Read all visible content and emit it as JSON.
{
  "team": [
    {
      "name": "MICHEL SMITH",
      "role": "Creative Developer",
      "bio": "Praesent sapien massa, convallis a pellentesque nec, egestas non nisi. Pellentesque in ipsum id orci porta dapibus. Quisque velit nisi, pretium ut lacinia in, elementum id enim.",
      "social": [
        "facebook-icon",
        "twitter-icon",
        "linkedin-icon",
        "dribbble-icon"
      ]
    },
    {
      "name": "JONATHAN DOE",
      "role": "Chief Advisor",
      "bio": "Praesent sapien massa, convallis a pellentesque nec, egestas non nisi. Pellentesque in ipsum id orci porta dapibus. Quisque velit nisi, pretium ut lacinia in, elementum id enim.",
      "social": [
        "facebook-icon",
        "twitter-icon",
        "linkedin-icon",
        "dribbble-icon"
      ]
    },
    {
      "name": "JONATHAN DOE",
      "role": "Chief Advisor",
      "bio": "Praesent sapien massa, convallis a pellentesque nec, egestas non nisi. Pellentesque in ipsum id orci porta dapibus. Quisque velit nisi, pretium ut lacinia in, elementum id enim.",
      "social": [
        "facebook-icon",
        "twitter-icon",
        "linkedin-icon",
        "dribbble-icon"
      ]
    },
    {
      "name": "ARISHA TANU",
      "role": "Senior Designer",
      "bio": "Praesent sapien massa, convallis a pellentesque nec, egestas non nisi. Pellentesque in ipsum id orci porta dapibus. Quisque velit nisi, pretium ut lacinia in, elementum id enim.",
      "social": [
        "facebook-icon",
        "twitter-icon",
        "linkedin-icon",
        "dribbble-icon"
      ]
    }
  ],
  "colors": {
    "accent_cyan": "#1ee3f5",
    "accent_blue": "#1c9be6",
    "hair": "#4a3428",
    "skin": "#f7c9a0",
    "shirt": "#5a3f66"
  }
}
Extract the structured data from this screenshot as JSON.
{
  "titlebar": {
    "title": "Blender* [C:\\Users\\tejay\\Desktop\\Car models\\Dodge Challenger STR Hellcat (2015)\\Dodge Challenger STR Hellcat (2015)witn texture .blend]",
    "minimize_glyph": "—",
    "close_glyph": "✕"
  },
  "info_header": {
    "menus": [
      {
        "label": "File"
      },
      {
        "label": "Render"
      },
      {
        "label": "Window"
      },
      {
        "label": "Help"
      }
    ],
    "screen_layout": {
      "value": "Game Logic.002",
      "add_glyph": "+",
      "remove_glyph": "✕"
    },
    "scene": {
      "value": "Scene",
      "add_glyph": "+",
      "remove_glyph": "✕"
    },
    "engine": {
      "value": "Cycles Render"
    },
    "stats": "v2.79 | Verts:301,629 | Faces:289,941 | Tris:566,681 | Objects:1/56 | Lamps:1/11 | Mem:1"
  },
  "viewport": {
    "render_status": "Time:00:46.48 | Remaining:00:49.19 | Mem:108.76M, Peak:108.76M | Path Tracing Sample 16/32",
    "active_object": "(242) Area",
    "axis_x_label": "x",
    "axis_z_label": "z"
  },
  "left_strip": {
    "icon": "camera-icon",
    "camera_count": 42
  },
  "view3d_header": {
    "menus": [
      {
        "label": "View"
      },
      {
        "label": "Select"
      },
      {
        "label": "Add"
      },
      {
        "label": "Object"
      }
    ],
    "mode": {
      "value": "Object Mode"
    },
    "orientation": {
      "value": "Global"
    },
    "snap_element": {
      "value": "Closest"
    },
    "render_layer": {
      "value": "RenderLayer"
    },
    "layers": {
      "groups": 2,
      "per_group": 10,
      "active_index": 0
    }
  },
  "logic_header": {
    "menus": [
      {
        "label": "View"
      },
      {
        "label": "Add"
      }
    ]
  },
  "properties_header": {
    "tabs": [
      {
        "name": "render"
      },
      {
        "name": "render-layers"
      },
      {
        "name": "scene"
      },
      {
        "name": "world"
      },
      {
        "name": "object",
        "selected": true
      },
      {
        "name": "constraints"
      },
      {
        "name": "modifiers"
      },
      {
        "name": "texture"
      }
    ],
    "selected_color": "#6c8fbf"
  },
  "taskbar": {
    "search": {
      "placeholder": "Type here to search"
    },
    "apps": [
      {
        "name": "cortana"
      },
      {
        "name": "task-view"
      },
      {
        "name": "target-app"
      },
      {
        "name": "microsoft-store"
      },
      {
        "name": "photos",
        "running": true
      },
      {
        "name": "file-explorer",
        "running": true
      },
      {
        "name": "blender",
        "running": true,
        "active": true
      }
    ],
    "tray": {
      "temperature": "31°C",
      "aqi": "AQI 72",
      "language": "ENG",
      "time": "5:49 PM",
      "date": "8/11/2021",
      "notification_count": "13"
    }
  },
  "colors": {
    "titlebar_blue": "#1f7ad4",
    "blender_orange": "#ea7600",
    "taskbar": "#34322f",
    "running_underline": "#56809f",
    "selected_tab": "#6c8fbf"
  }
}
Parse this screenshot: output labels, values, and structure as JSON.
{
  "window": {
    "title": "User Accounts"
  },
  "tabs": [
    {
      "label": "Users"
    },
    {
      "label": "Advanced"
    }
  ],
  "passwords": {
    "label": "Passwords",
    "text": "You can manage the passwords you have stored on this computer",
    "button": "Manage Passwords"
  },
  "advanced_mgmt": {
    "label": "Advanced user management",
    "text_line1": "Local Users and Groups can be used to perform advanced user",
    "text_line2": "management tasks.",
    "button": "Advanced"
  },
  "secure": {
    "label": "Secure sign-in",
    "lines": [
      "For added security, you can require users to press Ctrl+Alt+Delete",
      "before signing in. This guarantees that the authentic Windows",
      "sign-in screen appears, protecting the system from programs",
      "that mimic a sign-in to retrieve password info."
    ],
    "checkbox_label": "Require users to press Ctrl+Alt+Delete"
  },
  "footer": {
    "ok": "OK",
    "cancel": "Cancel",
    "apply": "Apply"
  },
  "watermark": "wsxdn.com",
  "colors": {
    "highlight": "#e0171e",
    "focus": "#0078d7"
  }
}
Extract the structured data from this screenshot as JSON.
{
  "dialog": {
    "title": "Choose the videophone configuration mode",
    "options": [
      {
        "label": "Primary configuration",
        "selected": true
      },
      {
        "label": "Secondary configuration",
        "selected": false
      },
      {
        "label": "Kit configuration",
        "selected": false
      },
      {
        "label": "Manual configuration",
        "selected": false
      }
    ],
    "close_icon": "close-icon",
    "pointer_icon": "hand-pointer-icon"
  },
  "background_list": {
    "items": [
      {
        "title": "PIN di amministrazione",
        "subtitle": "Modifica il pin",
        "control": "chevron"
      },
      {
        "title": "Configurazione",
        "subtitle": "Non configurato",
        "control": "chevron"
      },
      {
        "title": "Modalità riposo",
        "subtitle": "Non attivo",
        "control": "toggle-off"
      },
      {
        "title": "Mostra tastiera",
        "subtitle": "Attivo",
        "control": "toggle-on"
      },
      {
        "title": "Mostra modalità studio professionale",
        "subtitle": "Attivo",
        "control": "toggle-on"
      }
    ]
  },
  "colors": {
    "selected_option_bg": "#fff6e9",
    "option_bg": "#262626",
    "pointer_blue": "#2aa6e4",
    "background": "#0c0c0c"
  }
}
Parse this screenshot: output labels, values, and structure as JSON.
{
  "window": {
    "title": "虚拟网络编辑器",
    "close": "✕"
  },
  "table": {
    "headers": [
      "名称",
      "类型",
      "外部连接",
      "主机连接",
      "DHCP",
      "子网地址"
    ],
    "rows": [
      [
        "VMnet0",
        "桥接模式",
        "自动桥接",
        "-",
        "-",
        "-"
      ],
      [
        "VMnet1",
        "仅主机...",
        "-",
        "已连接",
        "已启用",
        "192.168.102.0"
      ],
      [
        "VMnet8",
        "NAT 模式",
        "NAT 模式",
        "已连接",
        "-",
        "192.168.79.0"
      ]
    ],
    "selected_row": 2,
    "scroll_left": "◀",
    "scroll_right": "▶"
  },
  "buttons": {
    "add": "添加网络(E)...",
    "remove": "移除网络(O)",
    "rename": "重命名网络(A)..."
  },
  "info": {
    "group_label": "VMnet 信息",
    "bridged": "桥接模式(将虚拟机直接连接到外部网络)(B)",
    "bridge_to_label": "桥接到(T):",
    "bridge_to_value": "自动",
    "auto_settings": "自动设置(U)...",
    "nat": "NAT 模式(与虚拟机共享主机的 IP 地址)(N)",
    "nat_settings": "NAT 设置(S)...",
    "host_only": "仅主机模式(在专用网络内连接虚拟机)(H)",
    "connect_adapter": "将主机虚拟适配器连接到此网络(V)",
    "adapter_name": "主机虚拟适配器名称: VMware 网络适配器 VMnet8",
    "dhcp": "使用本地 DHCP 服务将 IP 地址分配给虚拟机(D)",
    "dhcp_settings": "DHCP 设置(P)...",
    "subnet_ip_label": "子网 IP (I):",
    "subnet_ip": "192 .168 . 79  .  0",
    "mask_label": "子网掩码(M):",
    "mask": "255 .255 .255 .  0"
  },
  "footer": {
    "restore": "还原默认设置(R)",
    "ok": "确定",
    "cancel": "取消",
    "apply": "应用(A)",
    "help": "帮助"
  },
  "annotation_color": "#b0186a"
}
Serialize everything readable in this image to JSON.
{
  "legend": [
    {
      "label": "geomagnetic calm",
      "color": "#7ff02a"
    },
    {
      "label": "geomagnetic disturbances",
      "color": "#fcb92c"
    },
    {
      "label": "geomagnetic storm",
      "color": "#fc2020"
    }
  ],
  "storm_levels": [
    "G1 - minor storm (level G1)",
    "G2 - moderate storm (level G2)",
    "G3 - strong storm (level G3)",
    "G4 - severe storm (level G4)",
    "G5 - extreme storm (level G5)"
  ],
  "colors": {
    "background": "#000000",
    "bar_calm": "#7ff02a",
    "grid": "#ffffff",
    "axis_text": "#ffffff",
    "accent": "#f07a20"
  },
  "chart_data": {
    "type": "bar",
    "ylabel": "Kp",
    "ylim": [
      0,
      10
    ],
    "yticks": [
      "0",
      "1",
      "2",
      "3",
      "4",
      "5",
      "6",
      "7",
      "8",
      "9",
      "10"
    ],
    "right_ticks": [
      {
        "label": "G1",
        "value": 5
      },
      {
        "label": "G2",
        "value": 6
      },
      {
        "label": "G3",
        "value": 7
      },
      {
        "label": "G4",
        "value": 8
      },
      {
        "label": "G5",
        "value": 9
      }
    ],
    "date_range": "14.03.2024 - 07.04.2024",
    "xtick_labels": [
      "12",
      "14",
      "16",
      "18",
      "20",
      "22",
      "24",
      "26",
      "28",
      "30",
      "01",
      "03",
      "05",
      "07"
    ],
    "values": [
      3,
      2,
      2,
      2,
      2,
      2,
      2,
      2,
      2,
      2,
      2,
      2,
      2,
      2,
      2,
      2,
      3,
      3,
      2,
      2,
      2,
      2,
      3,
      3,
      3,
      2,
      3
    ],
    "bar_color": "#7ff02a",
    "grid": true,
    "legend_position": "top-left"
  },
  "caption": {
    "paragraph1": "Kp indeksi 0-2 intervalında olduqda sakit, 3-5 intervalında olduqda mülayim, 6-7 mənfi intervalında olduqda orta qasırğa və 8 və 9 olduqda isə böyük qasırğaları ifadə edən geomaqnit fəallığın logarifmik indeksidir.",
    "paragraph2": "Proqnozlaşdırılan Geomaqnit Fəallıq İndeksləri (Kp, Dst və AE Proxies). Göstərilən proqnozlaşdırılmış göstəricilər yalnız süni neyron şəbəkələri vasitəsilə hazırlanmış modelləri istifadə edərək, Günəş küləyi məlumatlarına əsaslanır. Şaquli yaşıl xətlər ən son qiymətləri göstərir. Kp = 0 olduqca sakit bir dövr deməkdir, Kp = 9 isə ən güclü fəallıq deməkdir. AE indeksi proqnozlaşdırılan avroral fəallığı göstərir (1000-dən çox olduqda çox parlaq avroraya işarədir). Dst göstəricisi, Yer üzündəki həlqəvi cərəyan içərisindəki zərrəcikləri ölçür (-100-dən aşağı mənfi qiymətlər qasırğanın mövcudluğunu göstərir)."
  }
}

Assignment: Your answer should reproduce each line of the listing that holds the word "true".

Written response:
        "selected": true
        "running": true
        "running": true
        "running": true,
        "active": true
        "selected": true
    "grid": true,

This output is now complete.